“There’s definitely a case to be made,” Mr. Rahmani said. “Crimes have been committed by the former president. But it requires both a crime and a prosecutor who’s willing to charge the crime. If you asked me weeks ago, I would say there’s probably little chance that Merrick Garland is that prosecutor, I just didn’t think he had the stomach for it.”
Mr. Garland, however, has stepped up Jan. 6 probe this summer, most recently issuing subpoenas to Mr. Trump’s White House legal team who fought the former president’s efforts to overturn state presidential election results.
And then came the unprecedented raid of Mar-a-Lago.
“Obviously, things have moved forward much more aggressively,” Mr. Rahmani said.
Mike Davis, a former law clerk for Supreme Court Justice Neil Gorsuch and founder and president of the conservative Article III Project, said he believes the FBI raided Trump’s residence and offices because the Jan. 6 probe has failed to produce the incriminating evidence despite weeks of public hearings in the House and the Justice Department investigation.
“They have been pursuing this for 18 months and they have nothing,” he said.
Mr. Davis predicted that the Justice Department will charge the former president over the classified material found in his residence, even though Mr. Trump said he was authorized to declassify the documents before leaving office.

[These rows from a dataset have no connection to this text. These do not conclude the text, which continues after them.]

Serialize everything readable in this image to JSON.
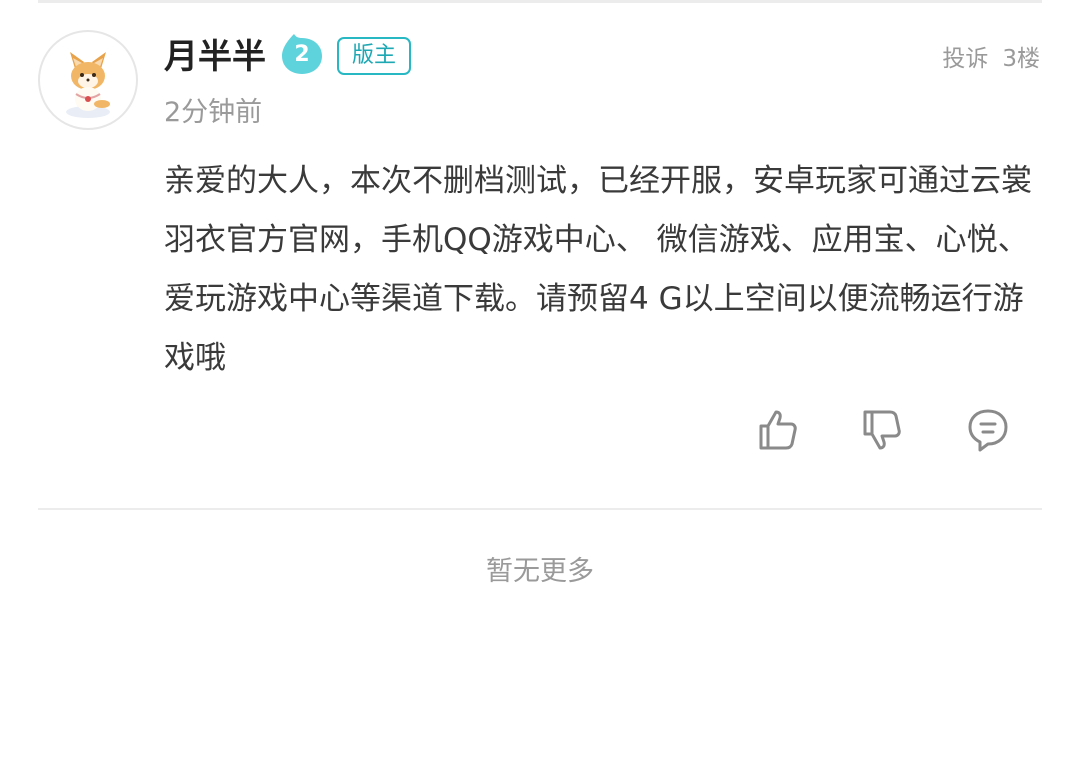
{
  "comment": {
    "username": "月半半",
    "level": "2",
    "role_badge": "版主",
    "timestamp": "2分钟前",
    "report_label": "投诉",
    "floor_label": "3楼",
    "body": "亲爱的大人，本次不删档测试，已经开服，安卓玩家可通过云裳羽衣官方官网，手机QQ游戏中心、 微信游戏、应用宝、心悦、爱玩游戏中心等渠道下载。请预留4 G以上空间以便流畅运行游戏哦",
    "actions": {
      "like_icon": "thumbs-up-icon",
      "dislike_icon": "thumbs-down-icon",
      "reply_icon": "comment-bubble-icon"
    }
  },
  "footer": {
    "no_more_text": "暂无更多"
  },
  "colors": {
    "accent": "#27b8c4",
    "level_badge": "#5fd3dc",
    "muted_text": "#9a9a9a",
    "body_text": "#3a3a3a",
    "divider": "#ececec"
  }
}
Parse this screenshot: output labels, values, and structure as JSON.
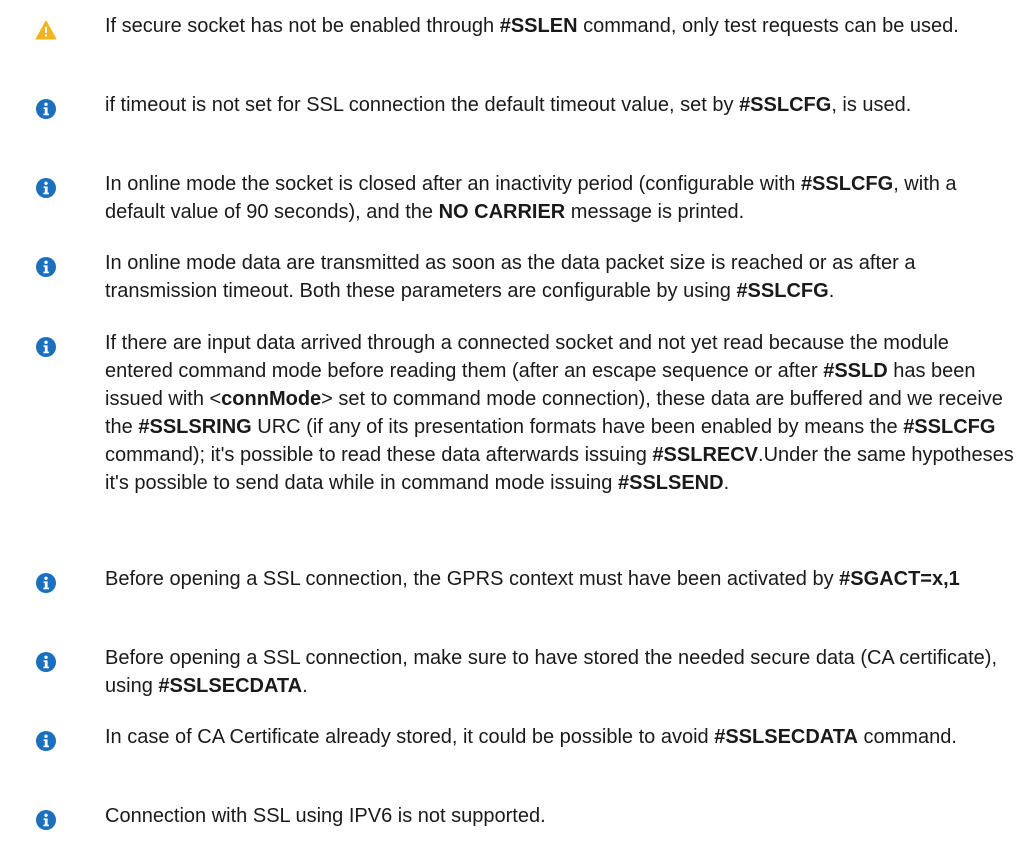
{
  "notes": [
    {
      "icon": "warning-icon",
      "segments": [
        {
          "t": "If secure socket has not be enabled through "
        },
        {
          "t": "#SSLEN",
          "b": true
        },
        {
          "t": " command, only test requests can be used."
        }
      ]
    },
    {
      "icon": "info-icon",
      "segments": [
        {
          "t": "if timeout is not set for SSL connection the default timeout value, set by "
        },
        {
          "t": "#SSLCFG",
          "b": true
        },
        {
          "t": ", is used."
        }
      ]
    },
    {
      "icon": "info-icon",
      "segments": [
        {
          "t": "In online mode the socket is closed after an inactivity period (configurable with "
        },
        {
          "t": "#SSLCFG",
          "b": true
        },
        {
          "t": ", with a default value of 90 seconds), and the "
        },
        {
          "t": "NO CARRIER",
          "b": true
        },
        {
          "t": " message is printed."
        }
      ]
    },
    {
      "icon": "info-icon",
      "segments": [
        {
          "t": "In online mode data are transmitted as soon as the data packet size is reached or as after a transmission timeout. Both these parameters are configurable by using "
        },
        {
          "t": "#SSLCFG",
          "b": true
        },
        {
          "t": "."
        }
      ]
    },
    {
      "icon": "info-icon",
      "segments": [
        {
          "t": "If there are input data arrived through a connected socket and not yet read because the module entered command mode before reading them (after an escape sequence or after "
        },
        {
          "t": "#SSLD",
          "b": true
        },
        {
          "t": " has been issued with <"
        },
        {
          "t": "connMode",
          "b": true
        },
        {
          "t": "> set to command mode connection), these data are buffered and we receive the "
        },
        {
          "t": "#SSLSRING",
          "b": true
        },
        {
          "t": " URC (if any of its presentation formats have been enabled by means the "
        },
        {
          "t": "#SSLCFG",
          "b": true
        },
        {
          "t": " command); it's possible to read these data afterwards issuing "
        },
        {
          "t": "#SSLRECV",
          "b": true
        },
        {
          "t": ".Under the same hypotheses it's possible to send data while in command mode issuing "
        },
        {
          "t": "#SSLSEND",
          "b": true
        },
        {
          "t": "."
        }
      ]
    },
    {
      "icon": "info-icon",
      "segments": [
        {
          "t": "Before opening a SSL connection, the GPRS context must have been activated by "
        },
        {
          "t": "#SGACT=x,1",
          "b": true
        }
      ]
    },
    {
      "icon": "info-icon",
      "segments": [
        {
          "t": "Before opening a SSL connection, make sure to have stored the needed secure data (CA certificate), using "
        },
        {
          "t": "#SSLSECDATA",
          "b": true
        },
        {
          "t": "."
        }
      ]
    },
    {
      "icon": "info-icon",
      "segments": [
        {
          "t": "In case of CA Certificate already stored, it could be possible to avoid "
        },
        {
          "t": "#SSLSECDATA",
          "b": true
        },
        {
          "t": " command."
        }
      ]
    },
    {
      "icon": "info-icon",
      "segments": [
        {
          "t": "Connection with SSL using IPV6 is not supported."
        }
      ]
    }
  ],
  "colors": {
    "warning": "#f2b51c",
    "info": "#1b6fbf",
    "text": "#1a1a1a"
  }
}
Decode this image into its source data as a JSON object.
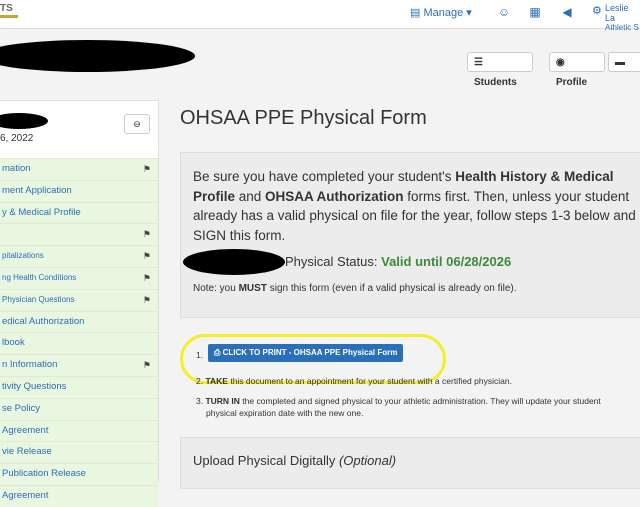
{
  "topbar": {
    "logo_text": "TS",
    "manage_label": "Manage",
    "user_name": "Leslie La",
    "user_role": "Athletic S"
  },
  "header": {
    "students_button": "Students",
    "profile_button": "Profile"
  },
  "sidebar": {
    "date_partial": "6, 2022",
    "items": [
      {
        "label": "mation",
        "flag": true
      },
      {
        "label": "ment Application",
        "flag": false
      },
      {
        "label": "y & Medical Profile",
        "flag": false
      },
      {
        "label": "",
        "flag": true
      },
      {
        "label": "pitalizations",
        "flag": true
      },
      {
        "label": "ng Health Conditions",
        "flag": true
      },
      {
        "label": "Physician Questions",
        "flag": true
      },
      {
        "label": "edical Authorization",
        "flag": false
      },
      {
        "label": "lbook",
        "flag": false
      },
      {
        "label": "n Information",
        "flag": true
      },
      {
        "label": "tivity Questions",
        "flag": false
      },
      {
        "label": "se Policy",
        "flag": false
      },
      {
        "label": "Agreement",
        "flag": false
      },
      {
        "label": "vie Release",
        "flag": false
      },
      {
        "label": "Publication Release",
        "flag": false
      },
      {
        "label": "Agreement",
        "flag": false
      }
    ]
  },
  "main": {
    "title": "OHSAA PPE Physical Form",
    "intro_1": "Be sure you have completed your student's ",
    "intro_b1": "Health History & Medical Profile",
    "intro_2": " and ",
    "intro_b2": "OHSAA Authorization",
    "intro_3": " forms first. Then, unless your student already has a valid physical on file for the year, follow steps 1-3 below and SIGN this form.",
    "status_label": "Physical Status:",
    "status_value": "Valid until 06/28/2026",
    "note_prefix": "Note: you ",
    "note_bold": "MUST",
    "note_suffix": " sign this form (even if a valid physical is already on file).",
    "print_button": "CLICK TO PRINT - OHSAA PPE Physical Form",
    "step2_bold": "TAKE",
    "step2_text": " this document to an appointment for your student with a certified physician.",
    "step3_bold": "TURN IN",
    "step3_text": " the completed and signed physical to your athletic administration. They will update your student",
    "step3_text2": "physical expiration date with the new one.",
    "upload_title": "Upload Physical Digitally",
    "upload_optional": "(Optional)"
  }
}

“They’re going to try to contort the Espionage Act to go after Trump for non-classified records,” Mr. Davis said. “They may be able to get the Democrat-stacked D.C. Circuit Court to go along with that, but the Supreme Court is not going to go along with that.”
Kenneth Gray, a retired FBI agent who now teaches at the University of New Haven, said both Mr. Garland and FBI Director Christopher Wray are under tremendous pressure to deliver results from the Mar-a-Lago search. But the warrant must justify the arrest, or the situation could develop into an even bigger political firestorm, he said.
“Doing an arrest and not having the evidence to make the case will be a total disaster,” Mr. Gray said. “The FBI and Justice Department are between a rock and hard place. There is a lot of pressure to have something come of this but if they don’t have the goods to make an arrest, they can’t make an arrest.”
Mr. Davis and other Republicans have warned that charging Mr. Trump with a crime will only bolster his popularity with his base.
Dozens of Trump supporters have been camped out on the causeway leading to Mar-a-Lago. And the FBI is investigating why a man tried to break into the FBI’s Cincinnati office before police shot him to death amid increased threats against the bureau following the raid.
On Monday, Mr. Trump told Fox News Digital he has offered the Justice Department to “do whatever I can to help the country” to lower the anger among his supporters over the FBI’s raid of his Florida home.
He said he has “not heard yet” from Justice Department officials whether they will accept his offer.
• Jeff Mordock contributed to this report.